The Financial Conduct Authority (FCA) in London has been busy this month, tightening standards not only on P2P platforms, as we discussed in last week's issue, but now turning to both overdrafts and BNPL) arrangements at the point of sale. Concerns over overdraft practices have been a long time brewing in the UK, with one revealing statistic reported last summer suggesting that half of profits from current accounts in fact came from one tenth of customers, a sign that mismanagement by personal finances might be the driver. According to the BBC, banks took in over £2.4bn ($3bn) from overdrafts, with almost a third of this income down to unarranged overdrafts. Now high overdraft fees are to be banned. When it comes to BNPL, the regulator is banning companies from charging retrospective interest if the consumer has retained an outstanding balance after an offer period that is typically of a year's duration.

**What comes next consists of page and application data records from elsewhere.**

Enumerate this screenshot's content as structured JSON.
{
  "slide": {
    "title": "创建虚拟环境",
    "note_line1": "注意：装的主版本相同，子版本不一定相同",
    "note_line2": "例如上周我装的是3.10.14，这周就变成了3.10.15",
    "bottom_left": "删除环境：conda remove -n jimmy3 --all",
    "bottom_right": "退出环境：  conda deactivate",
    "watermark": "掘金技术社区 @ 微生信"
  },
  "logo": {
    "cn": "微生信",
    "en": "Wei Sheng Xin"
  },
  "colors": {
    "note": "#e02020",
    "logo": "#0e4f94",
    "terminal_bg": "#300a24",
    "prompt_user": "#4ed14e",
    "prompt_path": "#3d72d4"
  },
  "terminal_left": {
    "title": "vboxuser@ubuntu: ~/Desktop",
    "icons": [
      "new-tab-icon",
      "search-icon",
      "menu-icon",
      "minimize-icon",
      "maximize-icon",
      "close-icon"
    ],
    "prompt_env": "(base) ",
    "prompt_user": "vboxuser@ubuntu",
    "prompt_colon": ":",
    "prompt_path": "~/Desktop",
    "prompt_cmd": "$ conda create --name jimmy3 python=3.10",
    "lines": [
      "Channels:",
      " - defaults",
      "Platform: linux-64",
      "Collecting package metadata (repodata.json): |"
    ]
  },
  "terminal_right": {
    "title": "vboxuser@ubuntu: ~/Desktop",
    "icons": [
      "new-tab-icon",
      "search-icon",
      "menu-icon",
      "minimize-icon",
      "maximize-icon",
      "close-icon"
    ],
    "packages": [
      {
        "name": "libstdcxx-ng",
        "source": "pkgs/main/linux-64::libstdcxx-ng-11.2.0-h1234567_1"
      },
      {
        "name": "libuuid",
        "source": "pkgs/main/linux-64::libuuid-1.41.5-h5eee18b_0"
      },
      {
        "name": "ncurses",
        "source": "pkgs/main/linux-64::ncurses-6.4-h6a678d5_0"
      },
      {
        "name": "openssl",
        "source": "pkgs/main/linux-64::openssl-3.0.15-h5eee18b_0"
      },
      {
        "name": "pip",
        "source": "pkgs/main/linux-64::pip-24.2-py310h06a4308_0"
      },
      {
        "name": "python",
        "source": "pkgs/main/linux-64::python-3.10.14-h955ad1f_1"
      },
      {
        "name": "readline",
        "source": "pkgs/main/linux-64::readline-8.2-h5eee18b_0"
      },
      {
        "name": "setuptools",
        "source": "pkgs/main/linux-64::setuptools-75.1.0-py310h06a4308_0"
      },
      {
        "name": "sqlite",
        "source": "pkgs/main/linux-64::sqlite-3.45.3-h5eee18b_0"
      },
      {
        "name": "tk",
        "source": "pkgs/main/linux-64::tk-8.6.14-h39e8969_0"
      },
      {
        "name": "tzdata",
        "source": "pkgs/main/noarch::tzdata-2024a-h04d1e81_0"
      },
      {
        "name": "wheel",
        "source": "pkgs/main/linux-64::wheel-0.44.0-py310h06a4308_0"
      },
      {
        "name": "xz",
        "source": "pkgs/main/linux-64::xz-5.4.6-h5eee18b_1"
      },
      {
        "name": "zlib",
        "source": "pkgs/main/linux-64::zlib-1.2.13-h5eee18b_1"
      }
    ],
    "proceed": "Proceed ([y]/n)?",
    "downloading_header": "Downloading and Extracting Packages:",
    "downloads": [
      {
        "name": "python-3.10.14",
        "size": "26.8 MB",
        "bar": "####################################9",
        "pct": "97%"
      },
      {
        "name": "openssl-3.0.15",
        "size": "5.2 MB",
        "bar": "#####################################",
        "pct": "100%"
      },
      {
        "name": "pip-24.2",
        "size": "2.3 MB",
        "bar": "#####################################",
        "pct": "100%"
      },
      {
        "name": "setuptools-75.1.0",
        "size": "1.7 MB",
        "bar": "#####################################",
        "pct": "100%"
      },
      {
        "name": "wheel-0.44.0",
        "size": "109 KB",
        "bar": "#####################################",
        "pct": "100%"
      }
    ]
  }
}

BNPL has been particularly popular with shoppers in Australia and New Zealand, but new statistics from the central bank in Canberra show that traditional cards are still a bastion of purchase payments. Not only did the number of purchases made by Australians rise by four percent on credit cards (and an impressive 13 percent on debit cards), but the value of those purchases also increased by 2.1 percent and 8.7 percent for credit and debit cards respectively. "Australian consumers have decided not to throw the baby out with the bathwater," commented Lorna Baek of Verisk Financial Research: "These figures, together with a decrease in the value of credit card balances and historic lows in credit card cash advances, indicate that consumers are becoming savvier, rather than abandoning plastic for alternative payment methods".

Citibank Australia meanwhile has decided that the best form of defence is attack, by partnering with loyalty schemes offering new types of unsecured loans. This move comes at a time when trust in the Big Four banks that have long dominated the country's retail banking scene has been falling. As its competitors focus on transforming their cultures, Citi is positioned to focus on growth. As for digital challengers, Citi's head of consumer banking is sanguine, seeing room for traditional credit card issuers to extend into complementary digital services.

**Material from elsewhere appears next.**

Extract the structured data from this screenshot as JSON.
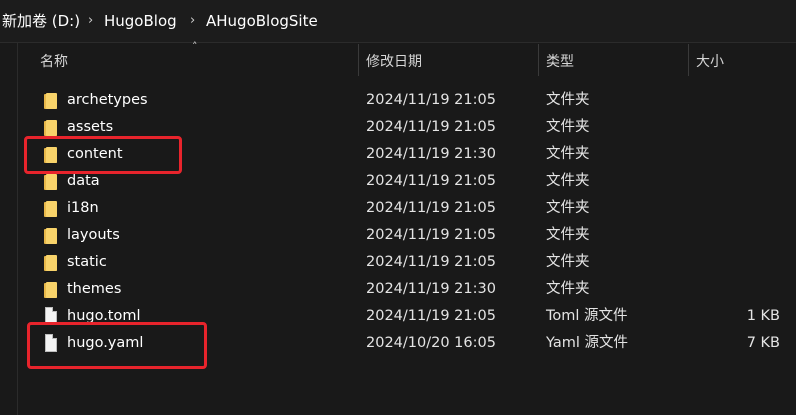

Issuers of all kinds will want to keep an eye on a court case that has bubbled up in Germany, after a Lufthansa passenger sued the airline because his air miles, it is argued, are in fact a form of e-currency that should be withdrawable as cash. The airline naturally maintains that its programme, Mile & More, is not e-money because it is a closed system which can only be used in relation to a particular selection of services from partner companies. However, until the court case arose, there were in fact indirect ways one could buy Lufthansa miles, by first buying points at partner hotels and then converting into Lufthansa miles, a cash-to-points loophole that has now been firmly shut by the carrier. The big question is, if Lufthansa is indeed deemed to be an e-money issuer or transmitter (and thus subject to the full rigours of the EU's revised Payments Services Directive, or PSD2), then will PSD2 regulations apply to all miles programmes in Europe, not to mention loyalty points and even gift voucher schemes? As the Financial Times puts it, "in the age of ICOs and cryptocurrency issuance, these details matter a lot in terms of regulatory implications. The long and short of it is, if you're issuing cash-like liabilities you have to be regulated as a bank or e-money issuer/transmitter. And that adds a whole lot of complexity to your business model."

To end, links to some other stories of interest this week...